4) Only if the optimisation potential has been exhausted and no environmentally better options exist, new hydropower plants can be considered. They must be based on strategic pre-planning mechanisms to achieve environmental integration and developed in cooperation with stakeholders (including NGOs), comprising the following elements:
- areas not suitable for new hydropower are to be defined and mapped under a basin-wide agreed set of scientifically sound ecological, cultural and social criteria. The protection of these areas should be made legally binding either at national and/or at regional/basin level.
- Besides areas not suitable for new hydropower development, different sensitivity classes should be defined that indicate decreasing ecological priority (and increasing acceptability for hydropower developments).
- Criteria for defining sensitivity classes in particular areas not suitable for new hydropower development encompass:
- Protected Areas of global, EU, and national status, including riverine landscapes of outstanding value (e.g. national heritage, still intact sub-basins/valleys),
- river systems featuring reference conditions,
- Ecological aspects, paying attention to the need of adapting to a changing climate (i.e. ecological status, hydromorphology, habitats and species of global or EU importance outside of protected areas, national biodiversity strategy, endemism, “hot spots” such as river stretches with actual or potential high fish species diversity),
- Existing and potential longitudinal and lateral continuity/connectivity with respect to upstream and downstream migration of fish and invertebrates (benthos), and sediment transport.
- SEAs have to become mandatory for new hydropower development plans.

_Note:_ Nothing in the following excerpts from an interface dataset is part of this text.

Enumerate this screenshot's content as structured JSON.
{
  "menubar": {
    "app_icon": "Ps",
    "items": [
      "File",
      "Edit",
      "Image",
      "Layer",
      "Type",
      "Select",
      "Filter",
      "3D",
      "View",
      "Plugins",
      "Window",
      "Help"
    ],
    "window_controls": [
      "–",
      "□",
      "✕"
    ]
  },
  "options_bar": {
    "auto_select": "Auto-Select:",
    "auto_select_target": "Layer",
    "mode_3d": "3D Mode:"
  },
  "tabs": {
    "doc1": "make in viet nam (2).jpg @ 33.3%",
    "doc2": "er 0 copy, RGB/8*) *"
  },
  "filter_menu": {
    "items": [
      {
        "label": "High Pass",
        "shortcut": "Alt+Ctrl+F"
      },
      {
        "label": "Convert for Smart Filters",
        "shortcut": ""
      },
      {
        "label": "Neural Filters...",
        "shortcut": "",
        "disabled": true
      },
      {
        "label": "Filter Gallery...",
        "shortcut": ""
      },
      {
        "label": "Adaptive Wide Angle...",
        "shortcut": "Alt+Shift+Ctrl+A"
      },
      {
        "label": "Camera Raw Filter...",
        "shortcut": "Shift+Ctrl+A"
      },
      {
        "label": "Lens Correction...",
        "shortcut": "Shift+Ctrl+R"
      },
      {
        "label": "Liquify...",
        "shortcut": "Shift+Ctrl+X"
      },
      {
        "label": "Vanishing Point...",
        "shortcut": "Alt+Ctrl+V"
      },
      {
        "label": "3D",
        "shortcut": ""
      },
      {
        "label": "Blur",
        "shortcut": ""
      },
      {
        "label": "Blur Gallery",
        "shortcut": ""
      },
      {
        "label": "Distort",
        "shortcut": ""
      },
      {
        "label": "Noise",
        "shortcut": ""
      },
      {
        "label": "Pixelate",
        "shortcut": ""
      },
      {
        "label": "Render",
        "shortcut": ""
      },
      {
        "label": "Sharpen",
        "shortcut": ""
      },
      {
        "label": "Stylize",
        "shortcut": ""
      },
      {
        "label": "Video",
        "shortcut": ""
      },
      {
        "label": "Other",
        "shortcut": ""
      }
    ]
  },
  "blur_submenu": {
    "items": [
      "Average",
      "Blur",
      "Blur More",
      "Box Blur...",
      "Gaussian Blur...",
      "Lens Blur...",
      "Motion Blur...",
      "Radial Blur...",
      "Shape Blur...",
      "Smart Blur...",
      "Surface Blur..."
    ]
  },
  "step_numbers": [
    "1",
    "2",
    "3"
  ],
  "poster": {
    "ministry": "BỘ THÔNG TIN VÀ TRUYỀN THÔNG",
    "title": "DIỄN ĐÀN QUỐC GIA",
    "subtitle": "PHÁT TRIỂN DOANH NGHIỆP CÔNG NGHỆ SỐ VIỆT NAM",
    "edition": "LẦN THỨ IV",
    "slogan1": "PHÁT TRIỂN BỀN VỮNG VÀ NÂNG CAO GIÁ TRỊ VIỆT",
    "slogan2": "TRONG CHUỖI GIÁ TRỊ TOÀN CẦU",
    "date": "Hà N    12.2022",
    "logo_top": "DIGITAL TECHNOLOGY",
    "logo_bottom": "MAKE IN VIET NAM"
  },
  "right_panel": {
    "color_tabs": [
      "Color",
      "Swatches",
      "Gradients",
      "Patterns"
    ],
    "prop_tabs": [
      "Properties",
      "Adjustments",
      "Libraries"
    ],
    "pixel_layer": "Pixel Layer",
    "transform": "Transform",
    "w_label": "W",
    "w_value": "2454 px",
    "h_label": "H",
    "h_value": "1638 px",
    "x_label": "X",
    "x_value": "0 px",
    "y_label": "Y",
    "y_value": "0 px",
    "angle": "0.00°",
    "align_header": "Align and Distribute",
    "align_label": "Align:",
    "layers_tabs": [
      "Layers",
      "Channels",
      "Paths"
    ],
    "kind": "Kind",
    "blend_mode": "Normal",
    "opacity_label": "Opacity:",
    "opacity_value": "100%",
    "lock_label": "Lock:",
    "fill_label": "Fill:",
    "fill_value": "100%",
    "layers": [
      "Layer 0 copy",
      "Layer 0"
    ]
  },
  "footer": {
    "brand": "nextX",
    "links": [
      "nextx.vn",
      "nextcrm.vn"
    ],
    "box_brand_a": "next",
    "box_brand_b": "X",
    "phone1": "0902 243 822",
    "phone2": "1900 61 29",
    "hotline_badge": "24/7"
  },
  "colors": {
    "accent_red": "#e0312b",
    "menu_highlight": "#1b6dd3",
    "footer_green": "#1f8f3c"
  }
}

- Technical specifications (operation, lay-out, size etc) for hydropower installations leading to lowest impact is also to be specified per river sections.
B) Project level
- Proper application of the EIA Directive with review by independent experts must involve (a) a complete and proper list of environmental issues; (b) scientifically sound reports about the expected environmental impacts and proposals of feasible environmental measures; (c) a legally binding text of concessions approved by the competent authority; (d) proper implementation and monitoring, including necessary amendments.
- Good practice and Best Available Technique (BAT) with regard to environmental impact reduction for (1) avoiding, (2) mitigating and (3) compensating impacts through proper location, design and operation has to be defined, making use of e.g. the revised IHA protocol, the Greenhydro methodology, or criteria for the German renewable energy act.
- By involving stakeholders, in particular local communities, and NGOs from the start, their knowledge can be used for defining the best design and location and conflicts become less likely.
- Ecolables (such as the Swiss naturmade star) can reduce impact but require sufficient understanding of river ecology and increase costs.
Contacts: WWF: Irene Lucius, email@example.com, tel.: +43676842728215; IAD: Dr. Jürg Bloesch, Stauffacherstrasse 159, CH-8004 Zürich, firstname.lastname@example.org, ÖKF/ EAA: Helmut Belanyecz, Breitenfurter Strasse 333 – 335, A-1230 Wien